WORK INSTRUCTION:
Please give the data again exactly, with no line dropped.

[Dataset rows describing interfaces]
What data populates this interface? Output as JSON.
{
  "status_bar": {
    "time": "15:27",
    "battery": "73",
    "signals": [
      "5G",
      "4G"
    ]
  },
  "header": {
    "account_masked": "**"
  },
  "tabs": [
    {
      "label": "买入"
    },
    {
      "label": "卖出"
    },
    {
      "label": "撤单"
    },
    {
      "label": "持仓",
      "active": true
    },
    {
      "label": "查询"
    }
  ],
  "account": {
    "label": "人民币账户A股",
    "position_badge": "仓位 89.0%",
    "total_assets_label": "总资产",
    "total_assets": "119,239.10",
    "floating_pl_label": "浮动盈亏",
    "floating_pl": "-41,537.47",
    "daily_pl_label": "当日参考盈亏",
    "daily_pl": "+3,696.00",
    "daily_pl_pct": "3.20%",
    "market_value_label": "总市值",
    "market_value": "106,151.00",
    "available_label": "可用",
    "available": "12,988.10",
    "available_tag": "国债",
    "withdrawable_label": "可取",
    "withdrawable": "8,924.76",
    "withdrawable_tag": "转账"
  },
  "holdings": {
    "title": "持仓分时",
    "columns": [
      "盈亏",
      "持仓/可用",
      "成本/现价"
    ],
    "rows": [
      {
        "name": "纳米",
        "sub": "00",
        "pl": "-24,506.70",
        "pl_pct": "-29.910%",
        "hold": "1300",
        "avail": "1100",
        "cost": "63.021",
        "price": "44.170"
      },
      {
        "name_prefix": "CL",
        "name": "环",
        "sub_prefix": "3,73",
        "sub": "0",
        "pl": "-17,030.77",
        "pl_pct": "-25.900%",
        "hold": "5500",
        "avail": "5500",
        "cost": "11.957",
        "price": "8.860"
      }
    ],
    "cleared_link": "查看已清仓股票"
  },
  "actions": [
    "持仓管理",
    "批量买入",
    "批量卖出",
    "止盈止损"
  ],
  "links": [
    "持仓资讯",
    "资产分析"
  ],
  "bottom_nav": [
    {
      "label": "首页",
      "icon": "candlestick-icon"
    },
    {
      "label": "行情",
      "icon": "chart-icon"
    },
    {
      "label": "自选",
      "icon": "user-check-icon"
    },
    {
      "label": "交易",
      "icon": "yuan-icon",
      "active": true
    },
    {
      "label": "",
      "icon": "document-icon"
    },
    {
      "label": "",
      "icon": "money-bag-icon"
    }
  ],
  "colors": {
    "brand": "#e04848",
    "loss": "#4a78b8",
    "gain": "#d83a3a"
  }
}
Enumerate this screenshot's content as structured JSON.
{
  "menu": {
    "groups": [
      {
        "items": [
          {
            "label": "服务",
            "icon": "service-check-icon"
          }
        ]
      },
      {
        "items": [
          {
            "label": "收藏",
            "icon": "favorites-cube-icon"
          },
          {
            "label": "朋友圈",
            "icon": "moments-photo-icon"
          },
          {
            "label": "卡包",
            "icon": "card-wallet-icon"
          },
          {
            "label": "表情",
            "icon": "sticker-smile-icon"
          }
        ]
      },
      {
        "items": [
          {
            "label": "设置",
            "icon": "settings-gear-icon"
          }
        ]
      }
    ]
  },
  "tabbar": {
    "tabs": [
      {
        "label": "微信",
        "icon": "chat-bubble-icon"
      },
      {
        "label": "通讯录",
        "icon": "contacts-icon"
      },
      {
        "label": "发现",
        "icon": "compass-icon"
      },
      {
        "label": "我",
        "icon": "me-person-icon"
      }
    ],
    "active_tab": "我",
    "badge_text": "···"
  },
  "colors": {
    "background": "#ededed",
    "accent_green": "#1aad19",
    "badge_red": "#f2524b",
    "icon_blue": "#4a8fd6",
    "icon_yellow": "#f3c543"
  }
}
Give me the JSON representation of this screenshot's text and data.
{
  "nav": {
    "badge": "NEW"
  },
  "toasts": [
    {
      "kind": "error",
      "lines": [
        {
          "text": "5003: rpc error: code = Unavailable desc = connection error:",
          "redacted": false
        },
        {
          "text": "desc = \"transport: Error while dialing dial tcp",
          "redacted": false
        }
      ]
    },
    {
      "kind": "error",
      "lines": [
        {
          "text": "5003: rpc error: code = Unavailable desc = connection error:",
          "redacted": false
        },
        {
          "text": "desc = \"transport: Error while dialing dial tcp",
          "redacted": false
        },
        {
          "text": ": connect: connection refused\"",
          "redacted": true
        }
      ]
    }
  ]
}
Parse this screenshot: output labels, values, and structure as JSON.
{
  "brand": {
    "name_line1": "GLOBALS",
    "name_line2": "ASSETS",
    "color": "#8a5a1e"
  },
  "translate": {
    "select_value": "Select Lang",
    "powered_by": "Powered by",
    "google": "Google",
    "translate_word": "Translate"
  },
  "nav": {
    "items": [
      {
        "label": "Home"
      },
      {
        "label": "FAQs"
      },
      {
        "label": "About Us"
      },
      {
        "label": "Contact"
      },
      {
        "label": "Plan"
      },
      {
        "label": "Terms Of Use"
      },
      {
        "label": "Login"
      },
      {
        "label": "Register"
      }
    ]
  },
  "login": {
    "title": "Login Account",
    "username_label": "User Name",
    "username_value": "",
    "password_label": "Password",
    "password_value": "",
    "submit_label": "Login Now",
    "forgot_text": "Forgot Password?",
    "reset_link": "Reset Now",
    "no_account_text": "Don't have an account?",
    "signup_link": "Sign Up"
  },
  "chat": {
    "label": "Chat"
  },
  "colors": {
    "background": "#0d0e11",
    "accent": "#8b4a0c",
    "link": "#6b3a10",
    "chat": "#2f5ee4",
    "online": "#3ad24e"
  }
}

SOLUTION TO THIS PROBLEM:
What data populates this interface? Output as JSON.
{
  "status_bar": {
    "time": "15:27",
    "battery": "73",
    "signals": [
      "5G",
      "4G"
    ]
  },
  "header": {
    "account_masked": "**"
  },
  "tabs": [
    {
      "label": "买入"
    },
    {
      "label": "卖出"
    },
    {
      "label": "撤单"
    },
    {
      "label": "持仓",
      "active": true
    },
    {
      "label": "查询"
    }
  ],
  "account": {
    "label": "人民币账户A股",
    "position_badge": "仓位 89.0%",
    "total_assets_label": "总资产",
    "total_assets": "119,239.10",
    "floating_pl_label": "浮动盈亏",
    "floating_pl": "-41,537.47",
    "daily_pl_label": "当日参考盈亏",
    "daily_pl": "+3,696.00",
    "daily_pl_pct": "3.20%",
    "market_value_label": "总市值",
    "market_value": "106,151.00",
    "available_label": "可用",
    "available": "12,988.10",
    "available_tag": "国债",
    "withdrawable_label": "可取",
    "withdrawable": "8,924.76",
    "withdrawable_tag": "转账"
  },
  "holdings": {
    "title": "持仓分时",
    "columns": [
      "盈亏",
      "持仓/可用",
      "成本/现价"
    ],
    "rows": [
      {
        "name": "纳米",
        "sub": "00",
        "pl": "-24,506.70",
        "pl_pct": "-29.910%",
        "hold": "1300",
        "avail": "1100",
        "cost": "63.021",
        "price": "44.170"
      },
      {
        "name_prefix": "CL",
        "name": "环",
        "sub_prefix": "3,73",
        "sub": "0",
        "pl": "-17,030.77",
        "pl_pct": "-25.900%",
        "hold": "5500",
        "avail": "5500",
        "cost": "11.957",
        "price": "8.860"
      }
    ],
    "cleared_link": "查看已清仓股票"
  },
  "actions": [
    "持仓管理",
    "批量买入",
    "批量卖出",
    "止盈止损"
  ],
  "links": [
    "持仓资讯",
    "资产分析"
  ],
  "bottom_nav": [
    {
      "label": "首页",
      "icon": "candlestick-icon"
    },
    {
      "label": "行情",
      "icon": "chart-icon"
    },
    {
      "label": "自选",
      "icon": "user-check-icon"
    },
    {
      "label": "交易",
      "icon": "yuan-icon",
      "active": true
    },
    {
      "label": "",
      "icon": "document-icon"
    },
    {
      "label": "",
      "icon": "money-bag-icon"
    }
  ],
  "colors": {
    "brand": "#e04848",
    "loss": "#4a78b8",
    "gain": "#d83a3a"
  }
}
Enumerate this screenshot's content as structured JSON.
{
  "menu": {
    "groups": [
      {
        "items": [
          {
            "label": "服务",
            "icon": "service-check-icon"
          }
        ]
      },
      {
        "items": [
          {
            "label": "收藏",
            "icon": "favorites-cube-icon"
          },
          {
            "label": "朋友圈",
            "icon": "moments-photo-icon"
          },
          {
            "label": "卡包",
            "icon": "card-wallet-icon"
          },
          {
            "label": "表情",
            "icon": "sticker-smile-icon"
          }
        ]
      },
      {
        "items": [
          {
            "label": "设置",
            "icon": "settings-gear-icon"
          }
        ]
      }
    ]
  },
  "tabbar": {
    "tabs": [
      {
        "label": "微信",
        "icon": "chat-bubble-icon"
      },
      {
        "label": "通讯录",
        "icon": "contacts-icon"
      },
      {
        "label": "发现",
        "icon": "compass-icon"
      },
      {
        "label": "我",
        "icon": "me-person-icon"
      }
    ],
    "active_tab": "我",
    "badge_text": "···"
  },
  "colors": {
    "background": "#ededed",
    "accent_green": "#1aad19",
    "badge_red": "#f2524b",
    "icon_blue": "#4a8fd6",
    "icon_yellow": "#f3c543"
  }
}
Give me the JSON representation of this screenshot's text and data.
{
  "nav": {
    "badge": "NEW"
  },
  "toasts": [
    {
      "kind": "error",
      "lines": [
        {
          "text": "5003: rpc error: code = Unavailable desc = connection error:",
          "redacted": false
        },
        {
          "text": "desc = \"transport: Error while dialing dial tcp",
          "redacted": false
        }
      ]
    },
    {
      "kind": "error",
      "lines": [
        {
          "text": "5003: rpc error: code = Unavailable desc = connection error:",
          "redacted": false
        },
        {
          "text": "desc = \"transport: Error while dialing dial tcp",
          "redacted": false
        },
        {
          "text": ": connect: connection refused\"",
          "redacted": true
        }
      ]
    }
  ]
}
Parse this screenshot: output labels, values, and structure as JSON.
{
  "brand": {
    "name_line1": "GLOBALS",
    "name_line2": "ASSETS",
    "color": "#8a5a1e"
  },
  "translate": {
    "select_value": "Select Lang",
    "powered_by": "Powered by",
    "google": "Google",
    "translate_word": "Translate"
  },
  "nav": {
    "items": [
      {
        "label": "Home"
      },
      {
        "label": "FAQs"
      },
      {
        "label": "About Us"
      },
      {
        "label": "Contact"
      },
      {
        "label": "Plan"
      },
      {
        "label": "Terms Of Use"
      },
      {
        "label": "Login"
      },
      {
        "label": "Register"
      }
    ]
  },
  "login": {
    "title": "Login Account",
    "username_label": "User Name",
    "username_value": "",
    "password_label": "Password",
    "password_value": "",
    "submit_label": "Login Now",
    "forgot_text": "Forgot Password?",
    "reset_link": "Reset Now",
    "no_account_text": "Don't have an account?",
    "signup_link": "Sign Up"
  },
  "chat": {
    "label": "Chat"
  },
  "colors": {
    "background": "#0d0e11",
    "accent": "#8b4a0c",
    "link": "#6b3a10",
    "chat": "#2f5ee4",
    "online": "#3ad24e"
  }
}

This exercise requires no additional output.